Input ▸
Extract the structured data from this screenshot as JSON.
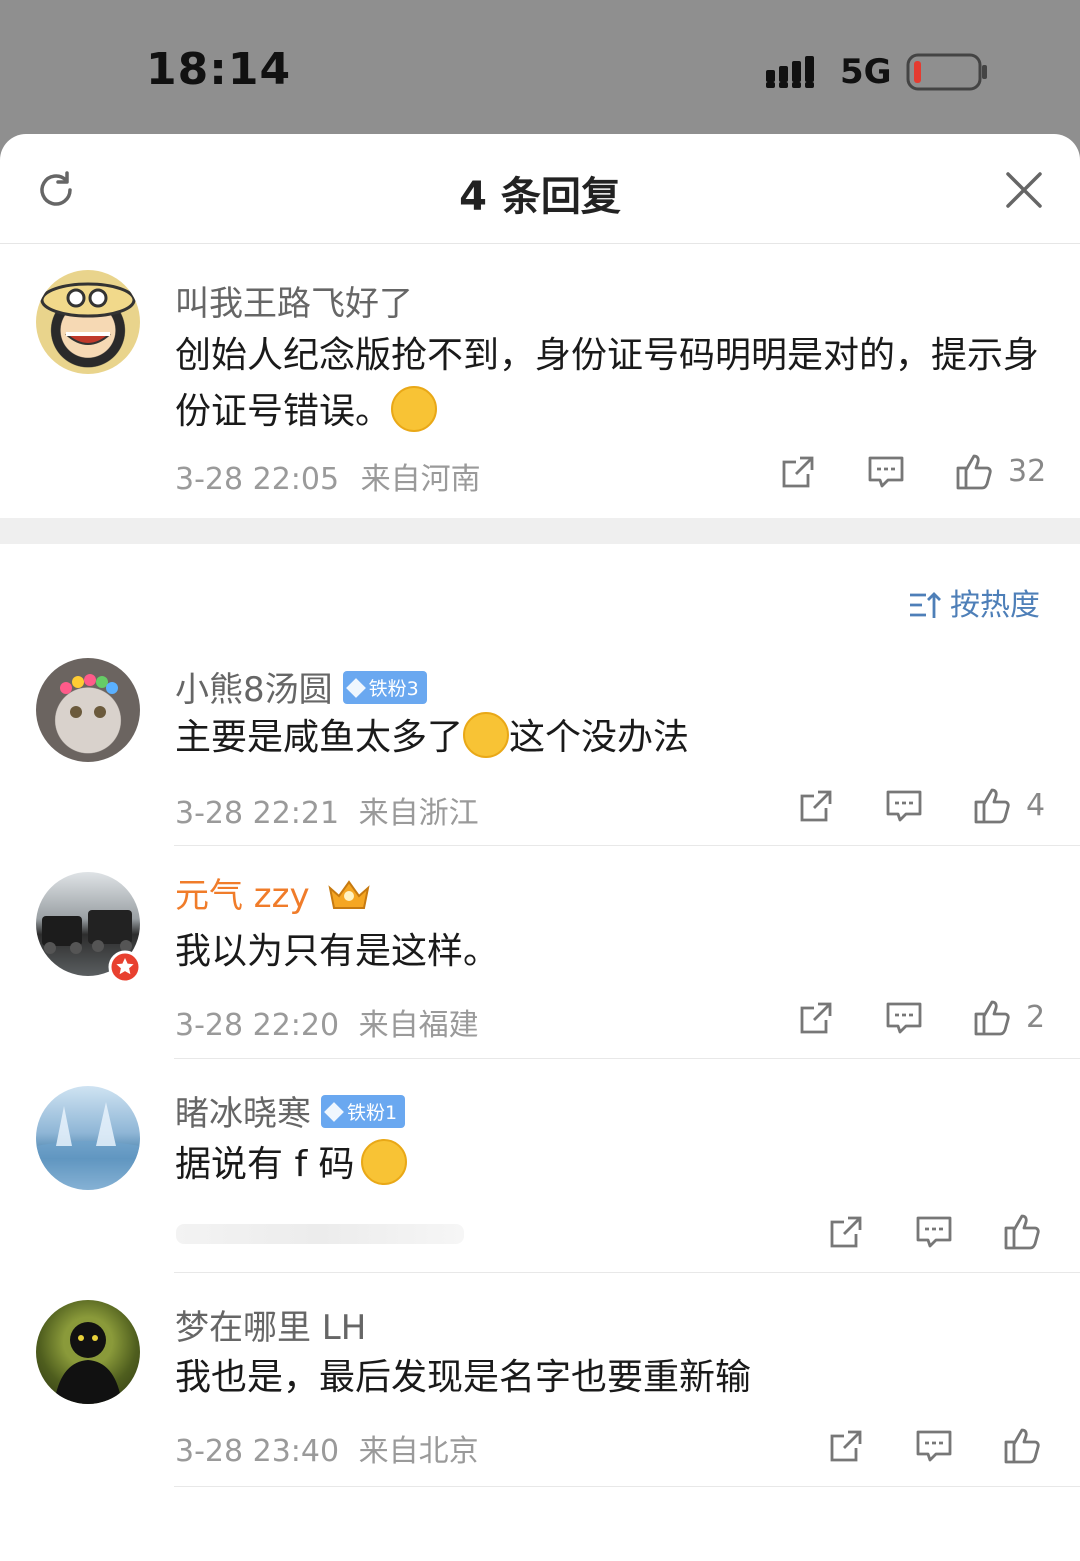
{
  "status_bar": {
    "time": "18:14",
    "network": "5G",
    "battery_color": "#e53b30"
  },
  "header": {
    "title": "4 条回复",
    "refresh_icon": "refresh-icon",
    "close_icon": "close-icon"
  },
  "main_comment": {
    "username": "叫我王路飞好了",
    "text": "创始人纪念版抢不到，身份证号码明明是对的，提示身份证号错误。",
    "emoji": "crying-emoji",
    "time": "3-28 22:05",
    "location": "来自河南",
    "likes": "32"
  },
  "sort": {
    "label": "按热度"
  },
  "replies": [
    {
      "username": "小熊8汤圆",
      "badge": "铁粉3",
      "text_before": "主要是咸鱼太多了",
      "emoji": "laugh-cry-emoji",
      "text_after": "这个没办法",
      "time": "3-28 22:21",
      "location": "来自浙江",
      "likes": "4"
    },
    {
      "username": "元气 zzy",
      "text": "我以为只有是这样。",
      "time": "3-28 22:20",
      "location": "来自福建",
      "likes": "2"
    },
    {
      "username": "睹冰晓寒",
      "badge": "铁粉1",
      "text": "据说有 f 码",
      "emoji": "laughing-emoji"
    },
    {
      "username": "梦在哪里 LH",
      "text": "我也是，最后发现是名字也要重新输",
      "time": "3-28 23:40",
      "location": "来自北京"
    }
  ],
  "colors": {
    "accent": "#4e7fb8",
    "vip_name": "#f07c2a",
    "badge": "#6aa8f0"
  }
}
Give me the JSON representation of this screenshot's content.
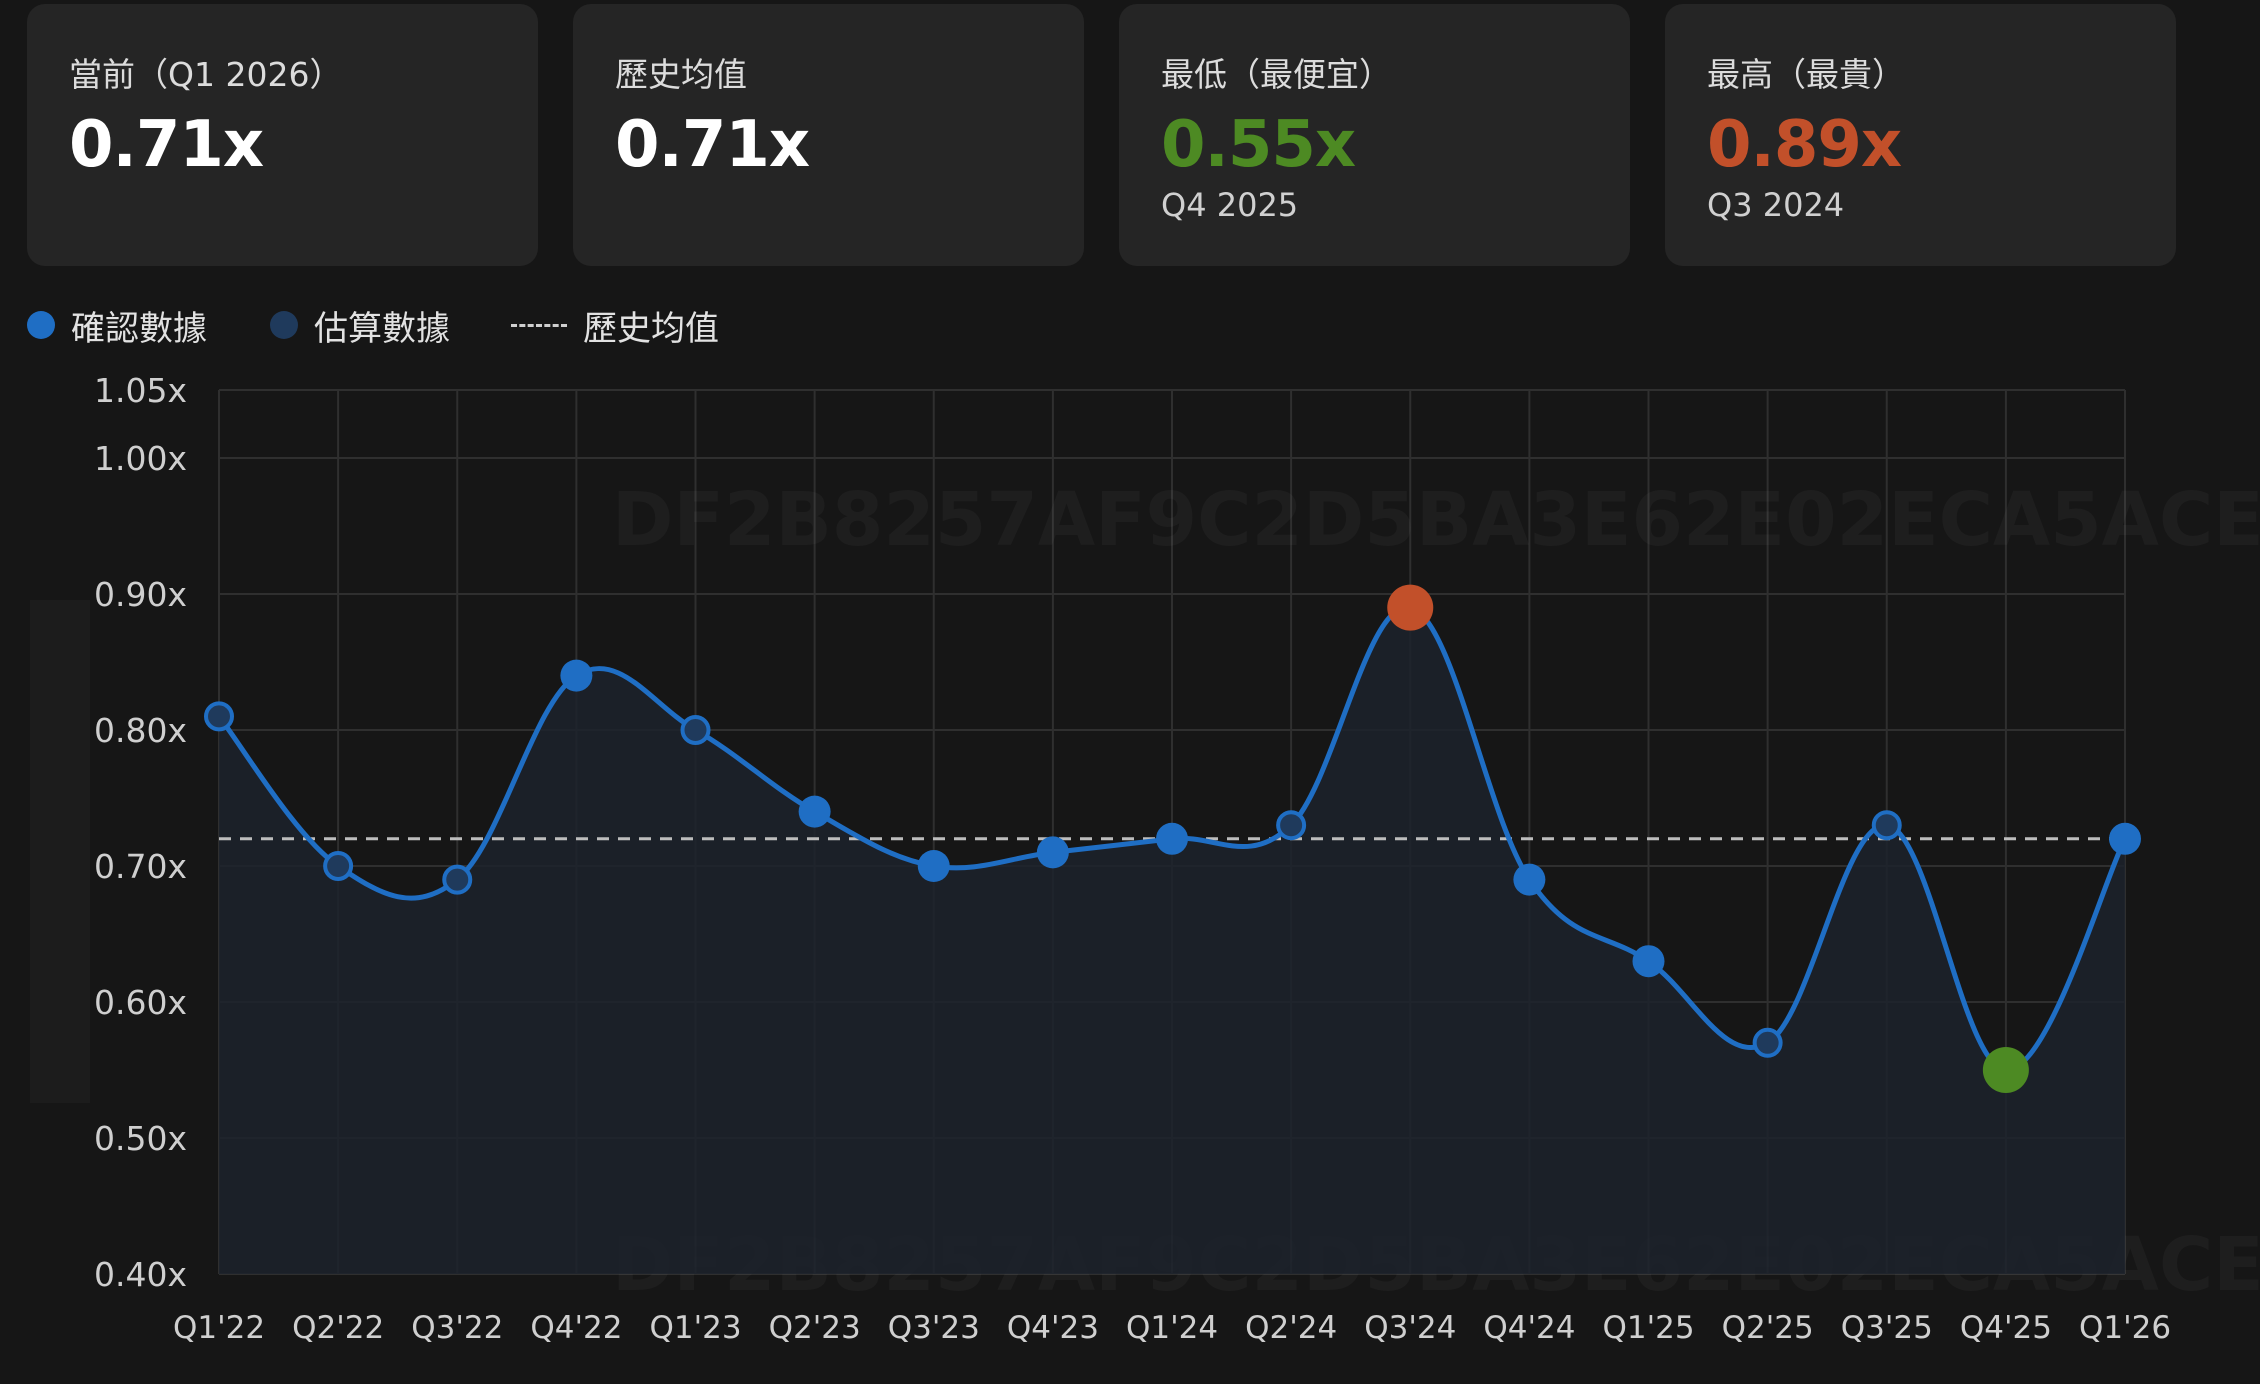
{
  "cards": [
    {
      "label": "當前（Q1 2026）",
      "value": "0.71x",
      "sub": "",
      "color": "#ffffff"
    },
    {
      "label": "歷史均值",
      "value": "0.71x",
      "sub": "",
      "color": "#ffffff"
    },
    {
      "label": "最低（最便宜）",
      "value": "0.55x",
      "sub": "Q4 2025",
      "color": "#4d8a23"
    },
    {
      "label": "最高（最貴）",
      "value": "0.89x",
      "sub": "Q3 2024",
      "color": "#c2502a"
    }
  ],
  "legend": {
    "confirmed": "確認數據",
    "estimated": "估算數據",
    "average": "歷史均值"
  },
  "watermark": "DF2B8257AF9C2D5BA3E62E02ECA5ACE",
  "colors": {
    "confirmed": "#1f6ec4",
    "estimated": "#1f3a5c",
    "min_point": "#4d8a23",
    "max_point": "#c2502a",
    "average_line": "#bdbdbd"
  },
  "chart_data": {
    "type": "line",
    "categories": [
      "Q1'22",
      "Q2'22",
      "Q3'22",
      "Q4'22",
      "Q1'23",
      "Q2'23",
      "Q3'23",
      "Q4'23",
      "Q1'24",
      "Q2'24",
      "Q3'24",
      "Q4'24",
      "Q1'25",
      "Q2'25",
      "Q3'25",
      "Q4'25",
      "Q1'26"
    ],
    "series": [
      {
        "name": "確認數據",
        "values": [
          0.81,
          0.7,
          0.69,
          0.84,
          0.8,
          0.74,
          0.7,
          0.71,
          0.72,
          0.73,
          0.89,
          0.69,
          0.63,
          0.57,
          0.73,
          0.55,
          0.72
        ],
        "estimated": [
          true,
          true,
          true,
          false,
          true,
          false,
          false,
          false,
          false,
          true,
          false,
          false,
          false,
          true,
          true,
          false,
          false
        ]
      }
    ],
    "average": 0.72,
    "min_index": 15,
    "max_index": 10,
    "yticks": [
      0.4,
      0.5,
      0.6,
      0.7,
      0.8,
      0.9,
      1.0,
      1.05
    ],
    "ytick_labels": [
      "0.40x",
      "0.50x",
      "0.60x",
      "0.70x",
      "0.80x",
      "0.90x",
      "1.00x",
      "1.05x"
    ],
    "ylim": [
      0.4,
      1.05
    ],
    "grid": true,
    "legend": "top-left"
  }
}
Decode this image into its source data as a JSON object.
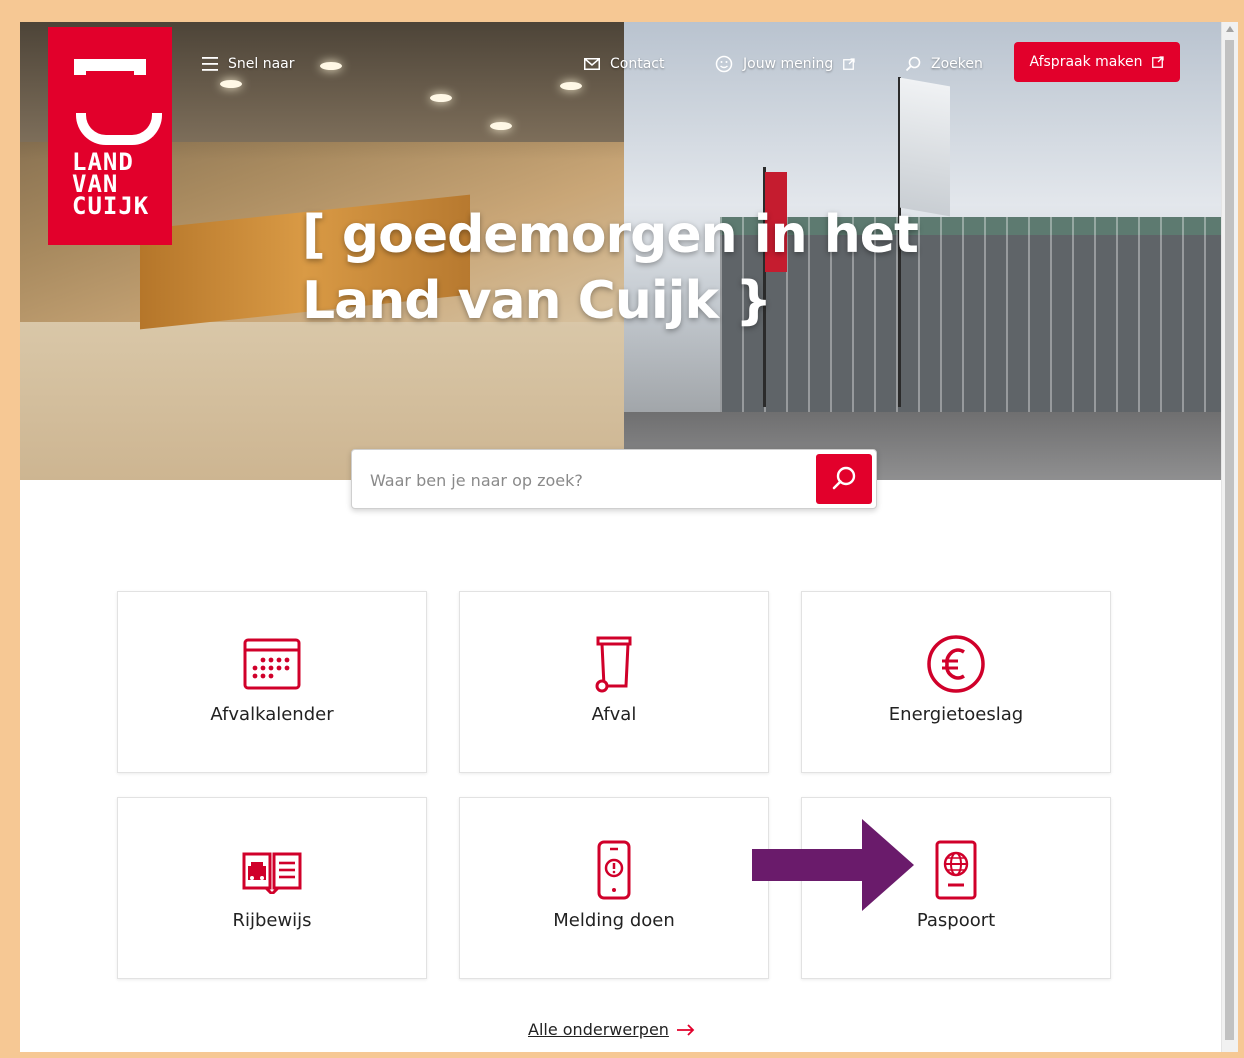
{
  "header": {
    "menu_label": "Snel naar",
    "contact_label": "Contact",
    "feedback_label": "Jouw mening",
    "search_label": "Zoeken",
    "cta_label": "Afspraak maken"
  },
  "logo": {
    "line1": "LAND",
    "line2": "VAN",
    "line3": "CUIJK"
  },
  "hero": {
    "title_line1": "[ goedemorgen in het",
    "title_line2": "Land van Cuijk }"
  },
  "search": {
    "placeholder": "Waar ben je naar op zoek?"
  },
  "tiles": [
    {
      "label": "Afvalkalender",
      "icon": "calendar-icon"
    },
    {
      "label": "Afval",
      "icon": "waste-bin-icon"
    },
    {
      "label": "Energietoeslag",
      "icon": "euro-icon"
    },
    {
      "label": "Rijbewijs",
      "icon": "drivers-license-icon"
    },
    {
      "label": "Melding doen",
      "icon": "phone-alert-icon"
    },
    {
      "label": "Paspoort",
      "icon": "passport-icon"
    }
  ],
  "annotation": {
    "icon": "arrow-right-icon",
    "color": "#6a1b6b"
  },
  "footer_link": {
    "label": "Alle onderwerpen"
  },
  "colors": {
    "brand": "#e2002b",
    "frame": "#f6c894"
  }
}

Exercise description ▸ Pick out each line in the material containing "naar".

Exercise result ▸
    "menu_label": "Snel naar",
    "placeholder": "Waar ben je naar op zoek?"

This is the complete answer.